This story originally appeared on PCMag
The market for artificial intelligence has exploded over the last decade. While platforms such as Amazon’s Alexa, Apple‘s Siri, Google’s Assistant, and Microsoft’s Cortana have dominated the market, these companies have not been the source of that growth. Instead, stiff competition between the biggest corporations has led to aggressive acquisitions of AI startups.
According to data compiled by CB Insights, there have been a total of 635 artificial intelligence acquisitions between 2010 and September 2019. Those purchases also increased six times over from 2013 to 2018, with 166 acquisitions in 2018 alone—a 38 percent increase year over year. For companies like Apple, Google, and the rest, these purchases can almost always be linked back to a new product or feature.

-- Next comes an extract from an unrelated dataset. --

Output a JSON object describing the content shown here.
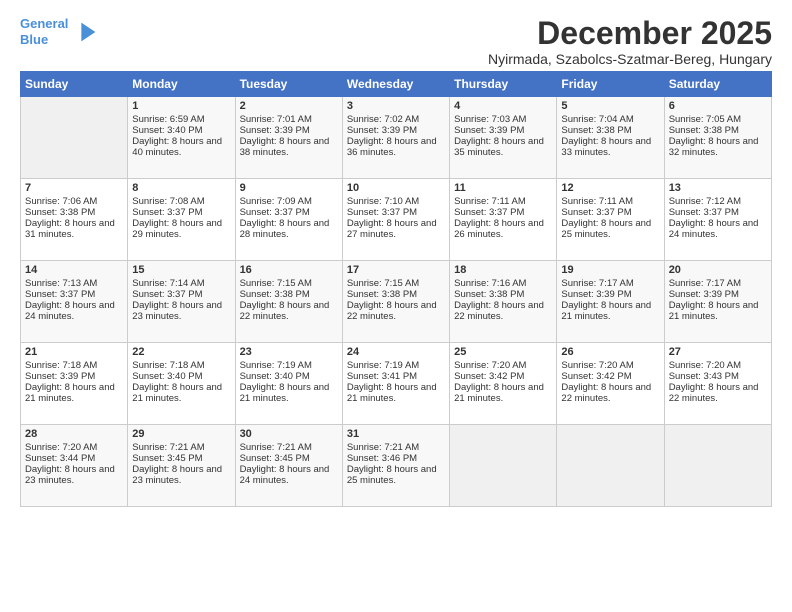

Leading the charge is Apple, with 20 acquisitions since the 2010 purchase of Siri. As an example, the tech giant acquired Novauris Technologies and Voysis to improve speech recognition of its voice assistant platform. Apple has also bought companies including Perceptio and RealFace to develop its Apple ID technology.
Google follows with 14 acquisitions in the same time period, though it once led all tech companies in artificial intelligence acquisitions, between 2012 and 2016. Google grabbed DeepMind Technologies to develop applications for artificial intelligence. It also acquired companies including Api.ai and Superpod to strengthen Google Assistant’s capabilities.
Microsoft has bought 10 startups, Facebook has acquired eight, and Amazon purchased seven in total. Of the 489 companies to buy an AI startup over the last decade, 431 of them purchased only one company. That means these tech giants—and Apple, specifically—are dominating this AI arms race.
Unfortunately for Apple, it doesn’t seem like all this spending has resulted in an AI platform that dominates the market. According to the Voice Platform Impact Ranking, which factors in both consumer adoption and ecosystem support, Siri has fallen behind the competition. On a scale of -250 to 250, Alexa currently scores at 110.2 and Google scores at 97.3, while Siri sits at a mere 38.3 in front of Samsung’s Bixby.
So far, the Siri ecosystem has failed to expand beyond the iOS operating system. Meanwhile, Google Home and Amazon Echo devices feature robust support from many third parties. It would seem that money spent doesn’t necessarily equal long-term growth or success, but Apple continues to make acquisitions in 2020.